Cloudtask logs into remote servers over SSH. It assumes it can do this without a password using SSH key authentication (e.g., your SSH key has been added to the worker's authorized keys). Password authentication is not supported.
In the User Profile section the Hub allows you to configure one or more SSH public keys which will be added to the authorized keys of any cloud server launched.
So I need to put my private SSH key on any remote server I run cloudtask on?
That's one way to do it. Another, more secure alternative would be to use SSH agent forwarding to log into the remote server:
ssh -A remote-server
Forwarding the local SSH agent will let remote-server authentiate with your SSH keys without them ever leaving the security of your personal computer.
What if a worker fails?
Cloudtask does not depend on the reliability of any single worker. If a worker fails while it is running a job, the job will be re-routed to one of the remaining workers.
A worker is considered to have failed when cloudtask detects that it is no longer capable of executing commands over SSH (I.e., cloudtask pings workers periodically).
It doesn't matter if this is because of a network routing problem which makes the worker unreachable, a software problem (e.g., kernel panic) or a critical performance issue such as the worker running out of memory and thrashing so badly into swap that it can't even accept commands over SSH.
As usual Cloudtask takes responsibility for the destruction of workers it launches. A worker that has failed will be destroyed immediately.
Do I have to use the Hub to launch workers?
No that's just the easiest way to do it. Cloudtask can accept an arbitrary list of worker IP addresses via the --workers option.
Can I mix pre-launched workers with automatically launched workers?
Yes. If the --split is greater than the number of pre-launched workers you provide via the --workers option then Cloudtask will launch additional workers to satisfy the configured split.
For example, if you provide a list of 5 pre-launched worker IP addresses and specify a task split of 15 then Cloudtask will launch an additional 10 workers automatically.
When are workers automatically destroyed?
To minimize cloud server usage fees, Cloudtask destroys workers it launches as soon as it runs out of work for them to do.
But Cloudtask only takes responsibility for the destruction of workers it launches automatically. You can also launch workers by hand using the cloudtask-launch-workers command and pass them to cloudtask using the --workers option. In that case you are responsibile for worker destruction (e.g., using the cloudtask-destroy-workers command).

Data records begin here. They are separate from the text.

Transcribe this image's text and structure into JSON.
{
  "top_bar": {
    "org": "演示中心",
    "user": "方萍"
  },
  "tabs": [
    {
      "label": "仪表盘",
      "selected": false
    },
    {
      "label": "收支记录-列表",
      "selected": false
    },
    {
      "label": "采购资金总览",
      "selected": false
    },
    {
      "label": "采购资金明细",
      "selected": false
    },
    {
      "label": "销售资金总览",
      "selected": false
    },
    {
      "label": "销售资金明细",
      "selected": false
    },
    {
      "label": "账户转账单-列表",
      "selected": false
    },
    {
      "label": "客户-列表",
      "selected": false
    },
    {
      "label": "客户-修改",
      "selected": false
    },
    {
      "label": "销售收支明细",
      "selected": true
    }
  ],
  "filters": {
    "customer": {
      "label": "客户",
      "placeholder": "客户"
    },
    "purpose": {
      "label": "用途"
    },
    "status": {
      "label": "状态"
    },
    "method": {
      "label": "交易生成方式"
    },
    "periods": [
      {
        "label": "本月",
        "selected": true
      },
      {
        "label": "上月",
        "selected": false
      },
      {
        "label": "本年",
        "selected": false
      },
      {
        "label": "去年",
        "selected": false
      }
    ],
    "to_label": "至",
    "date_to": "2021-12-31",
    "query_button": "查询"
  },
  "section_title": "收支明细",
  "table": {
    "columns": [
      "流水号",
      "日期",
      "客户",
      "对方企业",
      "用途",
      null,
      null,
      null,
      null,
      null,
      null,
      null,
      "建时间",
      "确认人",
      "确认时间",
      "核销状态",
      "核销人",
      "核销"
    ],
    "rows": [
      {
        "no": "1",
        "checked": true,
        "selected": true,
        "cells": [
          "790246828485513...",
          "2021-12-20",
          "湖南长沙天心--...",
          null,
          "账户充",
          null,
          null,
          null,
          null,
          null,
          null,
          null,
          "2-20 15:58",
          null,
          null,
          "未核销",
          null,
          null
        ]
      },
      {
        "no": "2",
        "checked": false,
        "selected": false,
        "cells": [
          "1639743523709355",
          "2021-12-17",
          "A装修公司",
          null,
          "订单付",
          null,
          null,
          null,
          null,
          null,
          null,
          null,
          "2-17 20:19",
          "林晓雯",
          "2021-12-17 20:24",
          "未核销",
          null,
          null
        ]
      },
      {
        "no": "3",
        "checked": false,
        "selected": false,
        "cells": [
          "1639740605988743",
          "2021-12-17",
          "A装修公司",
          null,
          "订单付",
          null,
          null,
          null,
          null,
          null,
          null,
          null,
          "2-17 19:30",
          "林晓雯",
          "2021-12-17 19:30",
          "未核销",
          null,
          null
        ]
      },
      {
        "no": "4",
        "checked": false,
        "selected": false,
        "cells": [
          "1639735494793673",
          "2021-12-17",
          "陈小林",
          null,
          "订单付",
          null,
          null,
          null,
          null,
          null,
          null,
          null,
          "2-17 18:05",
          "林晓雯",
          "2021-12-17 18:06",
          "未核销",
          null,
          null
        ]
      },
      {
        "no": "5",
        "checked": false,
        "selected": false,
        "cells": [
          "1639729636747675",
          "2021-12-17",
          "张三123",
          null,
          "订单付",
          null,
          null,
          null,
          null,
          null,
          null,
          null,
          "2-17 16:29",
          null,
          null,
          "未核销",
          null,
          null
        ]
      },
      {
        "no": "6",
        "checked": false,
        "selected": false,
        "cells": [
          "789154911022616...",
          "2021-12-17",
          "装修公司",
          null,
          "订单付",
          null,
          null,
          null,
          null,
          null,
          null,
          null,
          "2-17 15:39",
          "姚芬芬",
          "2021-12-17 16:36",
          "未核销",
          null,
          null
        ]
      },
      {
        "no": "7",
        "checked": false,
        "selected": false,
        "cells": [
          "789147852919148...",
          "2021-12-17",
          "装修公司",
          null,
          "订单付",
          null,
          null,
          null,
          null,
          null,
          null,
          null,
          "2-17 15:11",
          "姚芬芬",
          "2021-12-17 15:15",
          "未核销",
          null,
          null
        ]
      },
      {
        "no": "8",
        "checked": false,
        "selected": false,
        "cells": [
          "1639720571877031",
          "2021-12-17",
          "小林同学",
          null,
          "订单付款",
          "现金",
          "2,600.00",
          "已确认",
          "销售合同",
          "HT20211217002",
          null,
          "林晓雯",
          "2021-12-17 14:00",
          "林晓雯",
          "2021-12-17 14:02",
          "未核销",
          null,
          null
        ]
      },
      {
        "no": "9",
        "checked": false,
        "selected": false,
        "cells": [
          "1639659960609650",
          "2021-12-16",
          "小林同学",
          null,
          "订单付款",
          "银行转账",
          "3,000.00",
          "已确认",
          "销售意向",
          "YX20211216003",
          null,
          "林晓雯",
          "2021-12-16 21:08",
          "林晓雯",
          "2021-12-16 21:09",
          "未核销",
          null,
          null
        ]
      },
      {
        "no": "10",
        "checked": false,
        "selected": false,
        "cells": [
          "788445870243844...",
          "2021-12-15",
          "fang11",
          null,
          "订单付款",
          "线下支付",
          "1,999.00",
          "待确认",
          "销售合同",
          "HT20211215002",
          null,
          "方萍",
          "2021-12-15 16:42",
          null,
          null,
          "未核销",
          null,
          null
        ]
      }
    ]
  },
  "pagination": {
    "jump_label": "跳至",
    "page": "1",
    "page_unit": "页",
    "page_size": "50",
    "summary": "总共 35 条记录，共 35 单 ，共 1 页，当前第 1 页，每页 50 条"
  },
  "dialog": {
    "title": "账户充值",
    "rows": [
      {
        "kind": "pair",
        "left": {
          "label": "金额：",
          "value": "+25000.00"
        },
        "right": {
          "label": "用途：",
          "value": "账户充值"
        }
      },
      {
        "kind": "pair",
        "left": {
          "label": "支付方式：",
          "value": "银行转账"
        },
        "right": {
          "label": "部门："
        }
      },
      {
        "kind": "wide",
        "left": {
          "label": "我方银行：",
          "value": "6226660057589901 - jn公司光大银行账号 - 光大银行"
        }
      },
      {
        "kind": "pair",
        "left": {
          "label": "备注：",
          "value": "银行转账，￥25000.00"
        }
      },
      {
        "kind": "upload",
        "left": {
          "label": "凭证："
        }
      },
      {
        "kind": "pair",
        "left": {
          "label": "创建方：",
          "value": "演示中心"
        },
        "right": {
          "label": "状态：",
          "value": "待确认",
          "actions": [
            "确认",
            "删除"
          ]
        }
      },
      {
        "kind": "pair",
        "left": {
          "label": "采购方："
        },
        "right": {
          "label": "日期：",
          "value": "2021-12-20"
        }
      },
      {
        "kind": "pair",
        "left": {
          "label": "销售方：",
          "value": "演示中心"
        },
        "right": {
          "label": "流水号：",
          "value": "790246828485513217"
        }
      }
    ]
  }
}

How do I abort a task?
You can abort a task safely at any time by either:
- Pressing CTRL-C on the console in which cloudtask is executing.
- Use kill to send the TERM signal to cloudtask session pid.
What happens when I abort a task?
The execution of all currently running jobs is immediately aborted. Any worker instance that was automatically launched by cloudtask is destroyed as soon as possible.
To allow an aborted session to be later resumed, the current state of the task is saved in the task session. The state describes which jobs have finished executing and which jobs are still in the pending state.
When the task is resumed any aborted jobs will be re-executed along with the other pending jobs.
Aborting a task is not immediate because it can take anywhere from a few seconds to to a few minutes to safely shut down a task. For example EC2 instances in the pending state can not be destroyed so cloudtask has to wait for them to reach the running state first.